- Any Given Child
The mission of the Kennedy Center's Any Given Child initiative is to assist communities in developing a plan for expanded arts education, ensuring access and equity for all students in grades K-8.
Any Given Child assists communities in developing and implementing a plan to ensure equal access to arts education for all students in grades K-8. Although the initiative provides a structure for work to be accomplished, the Kennedy Center understands that every community is unique, and tailors the consultation and facilitation to each site. Sites also become part of a national network of communities who are also working toward the same goal and can share knowledge and experience.
- Partners in Education
The mission of Partners in Education is to foster partnerships among arts organizations, schools, and communities.

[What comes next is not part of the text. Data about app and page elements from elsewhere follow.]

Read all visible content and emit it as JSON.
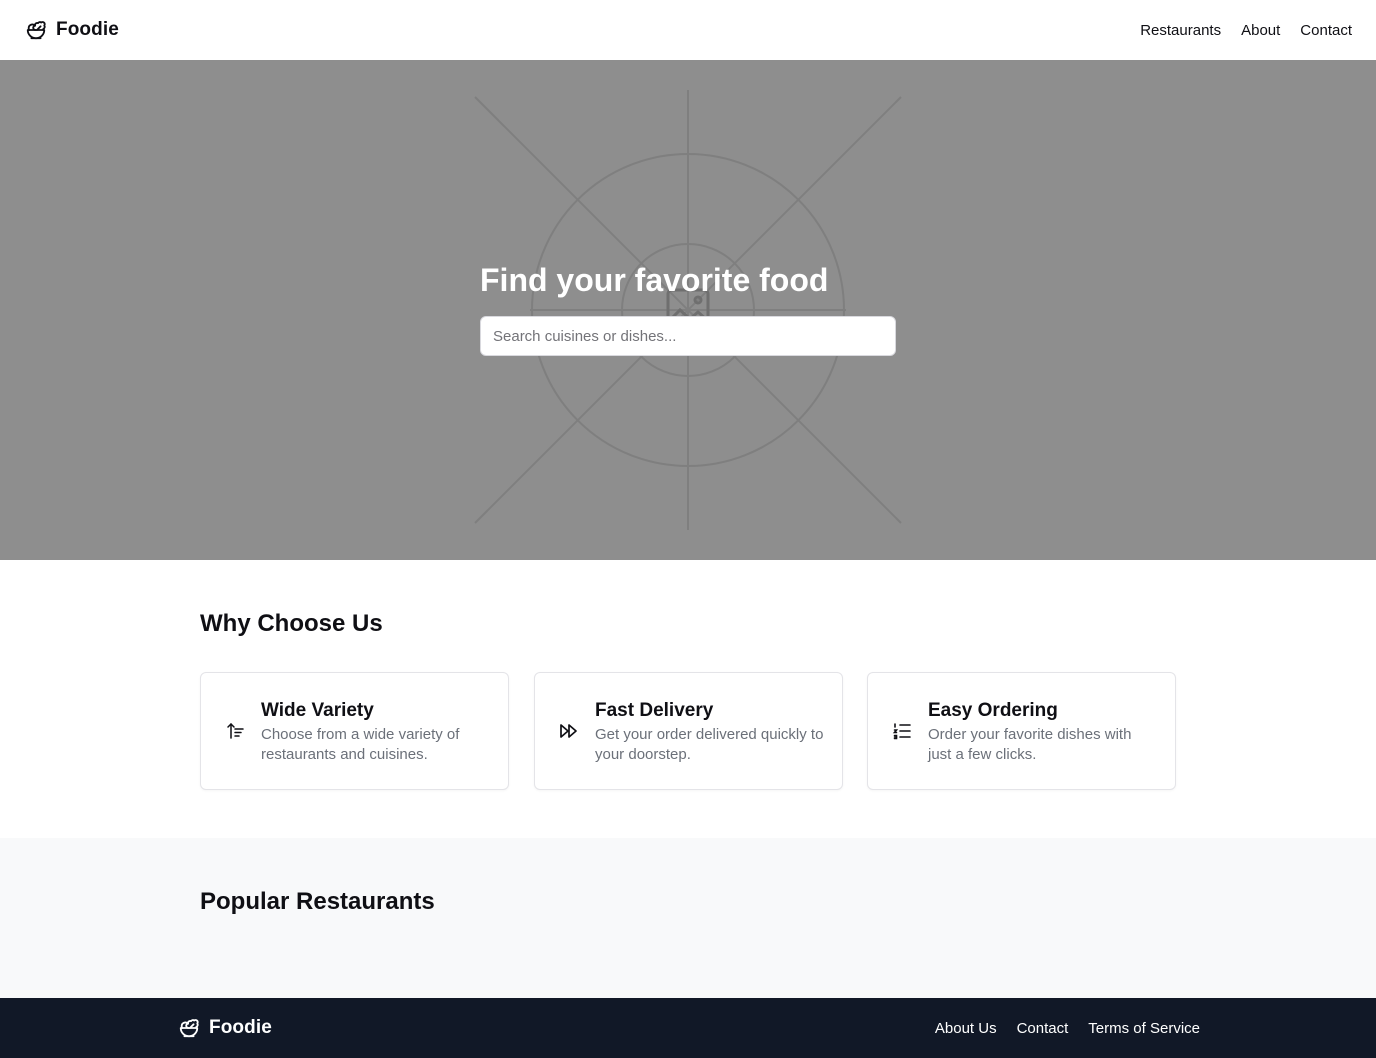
{
  "header": {
    "brand": {
      "name": "Foodie",
      "icon": "salad-bowl-icon"
    },
    "nav": [
      {
        "label": "Restaurants"
      },
      {
        "label": "About"
      },
      {
        "label": "Contact"
      }
    ]
  },
  "hero": {
    "title": "Find your favorite food",
    "search_placeholder": "Search cuisines or dishes...",
    "search_value": "",
    "background_color": "#8e8e8e",
    "image_icon": "image-placeholder-icon"
  },
  "features": {
    "title": "Why Choose Us",
    "items": [
      {
        "icon": "sort-ascending-icon",
        "title": "Wide Variety",
        "text": "Choose from a wide variety of restaurants and cuisines."
      },
      {
        "icon": "fast-forward-icon",
        "title": "Fast Delivery",
        "text": "Get your order delivered quickly to your doorstep."
      },
      {
        "icon": "list-ordered-icon",
        "title": "Easy Ordering",
        "text": "Order your favorite dishes with just a few clicks."
      }
    ]
  },
  "popular": {
    "title": "Popular Restaurants"
  },
  "footer": {
    "brand": {
      "name": "Foodie",
      "icon": "salad-bowl-icon"
    },
    "links": [
      {
        "label": "About Us"
      },
      {
        "label": "Contact"
      },
      {
        "label": "Terms of Service"
      }
    ],
    "background_color": "#111827"
  }
}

The Partners in Education program is designed to assist arts organizations throughout the nation to develop or expand educational partnerships with their local school systems. The primary purpose of these partnerships in the arts is to promote the professional learning of teachers.
Education at the Kennedy Center supports these networks through:
- Professional Learning;
- Resource Development; and
- Technical Support.
Related programs from Education at the Kennedy Center include the following:
- Changing Education Through the Arts (CETA)
- Kennedy Center Seminars for Teaching Artist Development
National Partnerships, part of the Rubenstein Arts Access Program, is generously funded by David and Alice Rubenstein.
Additional support is provided by the U.S. Department of Education.
Kennedy Center education and related artistic programming is made possible through the generosity of the
National Committee for the Performing Arts and the President's Advisory Committee on the Arts.
The content of this program may have been developed under a grant from the U.S. Department of Education and does not necessarily represent the policy of the U.S. Department of Education. You should not assume endorsement by the federal government.